Allocation: Non-Randomized, Control: Active Control, Endpoint Classification: Safety/Efficacy Study, Intervention Model: Single Group Assignment, Masking: Open Label, Primary Purpose: Treatment
Pfizer Investigational Site
Published on BioPortfolio: 2014-08-27T03:56:07-0400
The primary purpose of this study is to determine whether sumanirole, at three different dose levels, is effective and safe in the treatment of the signs and symptoms of early Parkinson's ...
The primary purpose of this study is to determine whether sumanirole is effective and safe in the treatment of the signs and symptoms of early Parkinson's disease.
By creating a neurogenebank from Parkinson's disease patients' blood donations we will ultimately be able to define genes for Parkinson's disease and other neurological conditions.
Prospective observational study of Parkinson's disease with repeat clinical assessment and biobanking of blood samples.

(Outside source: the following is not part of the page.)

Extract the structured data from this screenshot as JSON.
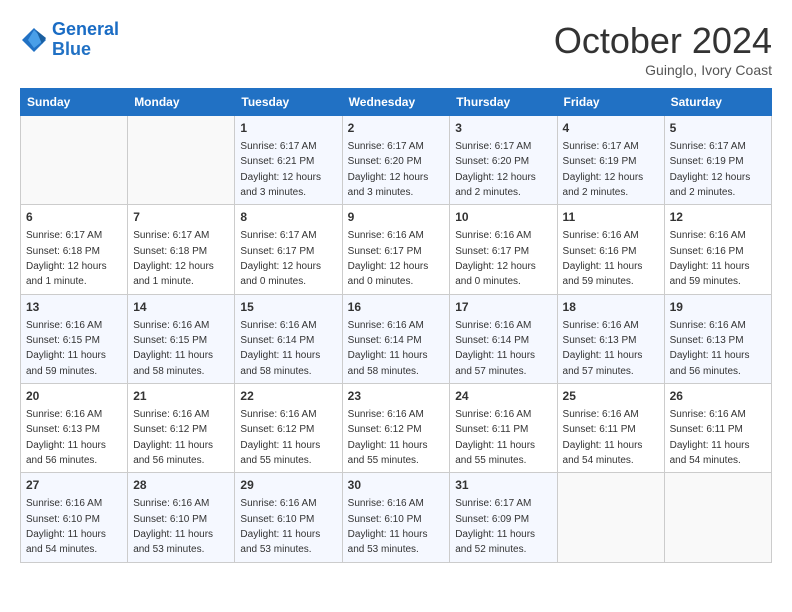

The purpose of this study is to determine if the 9zest app for Parkinson's disease is feasible, safe, and efficacious when used independently by individuals with Parkinson's disease.
Mild cognitive impairment is a common feature of Parkinson's disease, even at the earliest disease stages, but there is variation in the nature and severity of cognitive involvement and in the risk of...
To investigate whether diabetes mellitus is associated with Parkinson-like pathology in people without Parkinson disease and to evaluate the effect of diabetes mellitus on markers of Parkinson patholo...
Visual hallucinations (VHs) are common in Parkinson's disease (PD), with prevalence ranging from 27-50% in cross-sectional cohorts of patients with well-established disease. However, minor hallucinati...
Neuroimaging in Parkinson's disease is an evolving field, providing in-vivo insights into the structural and biochemical changes of the condition, although its diagnosis remains clinical. Here, we aim...
Common forms of Parkinson's disease have long been described as idiopathic, with no single penetrant genetic factor capable of influencing disease aetiology. Recent genetic studies indicate a clear as...
Proteins associated with sporadic or familial cases of PARKINSON DISEASE.
A condition caused by the neurotoxin MPTP which causes selective destruction of nigrostriatal dopaminergic neurons. Clinical features include irreversible parkinsonian signs including rigidity and bradykinesia (PARKINSON DISEASE, SECONDARY). MPTP toxicity is also used as an animal model for the study of PARKINSON DISEASE. (Adams et al., Principles of Neurology, 6th ed, p1072; Neurology 1986 Feb;36(2):250-8)
A group of disorders which feature impaired motor control characterized by bradykinesia, MUSCLE RIGIDITY; TREMOR; and postural instability. Parkinsonian diseases are generally divided into primary parkinsonism (see PARKINSON DISEASE), secondary parkinsonism (see PARKINSON DISEASE, SECONDARY) and inherited forms. These conditions are associated with dysfunction of dopaminergic or closely related motor integration neuronal pathways in the BASAL GANGLIA.
Parkinsonism following encephalitis, historically seen as a sequella of encephalitis lethargica (Von Economo Encephalitis). The early age of onset, the rapid progression of symptoms followed by stabilization, and the presence of a variety of other neurological disorders (e.g., sociopathic behavior; TICS; MUSCLE SPASMS; oculogyric crises; hyperphagia; and bizarre movements) distinguish this condition from primary PARKINSON DISEASE. Pathologic features include neuronal loss and gliosis concentrated in the MESENCEPHALON; SUBTHALAMUS; and HYPOTHALAMUS. (From Adams et al., Principles of Neurology, 6th ed, p754)
Conditions which feature clinical manifestations resembling primary Parkinson disease that are caused by a known or suspected condition. Examples include parkinsonism caused by vascular injury, drugs, trauma, toxin exposure, neoplasms, infections and degenerative or hereditary conditions. Clinical features may include bradykinesia, rigidity, parkinsonian gait, and masked facies. In general, tremor is less prominent in secondary parkinsonism than in the primary form. (From Joynt, Clinical Neurology, 1998, Ch38, pp39-42)
Of all the types of Dementia, Alzheimer's disease is the most common, affecting around 465,000 people in the UK. Neurons in the brain die, becuase 'plaques' and 'tangles' (mis-folded proteins) form in the brain. People with Al...
Neurology - Central Nervous System (CNS)
Alzheimer's Disease Anesthesia Anxiety Disorders Autism Bipolar Disorders Dementia Epilepsy Multiple Sclerosis (MS) Neurology Pain Parkinson's Disease Sleep Disorders Neurology is the branch of me...